But crucial funding contribution agreements are not expected to be done until June, which means all those organizations are forced to continue operating frugally, perhaps by design.

While it’s hardly a surprise the funding uncertainty is discomforting, there is a fair amount of goodwill that positive outcomes are going to be produced.

"There is huge potential in the structure of the plan," said Teresa Dukes, the CEO of North Forge Technology Exchange, which is now charged with delivering business development support not just to small businesses and startups but to all sizes of enterprises across the whole province.

"There are a lot of opportunities for us to do things in a more focused, co-ordinated way by working together," she said.

Economic Development Winnipeg’s (EDW) new mandate with the provinces is really not much different than it always has been — to provide market data, assistance and support to "grow Winnipeg’s economy by helping to make business success in Winnipeg easier and more attractive and encouraging more people to come and see what Winnipeg has to offer."

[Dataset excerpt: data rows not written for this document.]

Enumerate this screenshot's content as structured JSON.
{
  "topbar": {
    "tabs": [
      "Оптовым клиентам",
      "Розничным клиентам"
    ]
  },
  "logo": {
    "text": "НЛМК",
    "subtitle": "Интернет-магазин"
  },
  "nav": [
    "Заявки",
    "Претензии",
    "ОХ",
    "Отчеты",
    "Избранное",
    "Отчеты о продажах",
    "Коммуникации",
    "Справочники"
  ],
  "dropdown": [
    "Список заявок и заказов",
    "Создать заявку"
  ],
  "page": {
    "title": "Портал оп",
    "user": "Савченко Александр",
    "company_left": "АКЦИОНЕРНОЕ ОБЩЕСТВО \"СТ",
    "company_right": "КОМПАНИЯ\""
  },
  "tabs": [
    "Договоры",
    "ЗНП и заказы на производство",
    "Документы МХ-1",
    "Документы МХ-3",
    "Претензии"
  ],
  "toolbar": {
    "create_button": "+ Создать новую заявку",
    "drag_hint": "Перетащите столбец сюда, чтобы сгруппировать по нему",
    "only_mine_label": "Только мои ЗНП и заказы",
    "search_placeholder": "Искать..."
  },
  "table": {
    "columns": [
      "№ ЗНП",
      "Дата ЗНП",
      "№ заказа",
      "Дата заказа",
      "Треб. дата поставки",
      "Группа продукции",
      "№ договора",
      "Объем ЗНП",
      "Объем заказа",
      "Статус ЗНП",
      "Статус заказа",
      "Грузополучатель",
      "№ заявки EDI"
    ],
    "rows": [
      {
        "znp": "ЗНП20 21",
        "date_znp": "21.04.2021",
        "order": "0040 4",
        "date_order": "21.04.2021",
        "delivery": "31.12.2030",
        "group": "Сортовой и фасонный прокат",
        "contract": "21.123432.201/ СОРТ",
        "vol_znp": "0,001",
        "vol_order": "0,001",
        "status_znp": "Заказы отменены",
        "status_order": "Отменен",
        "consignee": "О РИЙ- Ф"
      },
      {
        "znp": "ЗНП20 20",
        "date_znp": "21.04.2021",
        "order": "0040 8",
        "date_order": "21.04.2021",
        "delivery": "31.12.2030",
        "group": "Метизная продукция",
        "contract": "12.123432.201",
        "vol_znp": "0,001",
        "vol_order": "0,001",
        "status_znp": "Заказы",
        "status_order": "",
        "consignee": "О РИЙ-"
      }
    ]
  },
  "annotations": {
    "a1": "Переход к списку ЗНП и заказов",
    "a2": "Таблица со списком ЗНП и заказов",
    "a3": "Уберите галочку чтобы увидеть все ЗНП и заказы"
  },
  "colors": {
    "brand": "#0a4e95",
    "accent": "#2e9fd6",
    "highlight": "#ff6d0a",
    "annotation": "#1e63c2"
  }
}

Dayna Spiring, Economic Development Winnipeg’s CEO, said the organization has purposefully changed its focus to target specific companies and specific projects, including trying to attract talent to the city — a key piece in its new mandate.

"There has been a long history in Winnipeg and across the province of a ‘spray and pray’ philosophy where you try to do and be everything to everybody," she said.

At EDW, we are not doing that anymore. Our job now is to figure out exactly where we have a competitive advantage.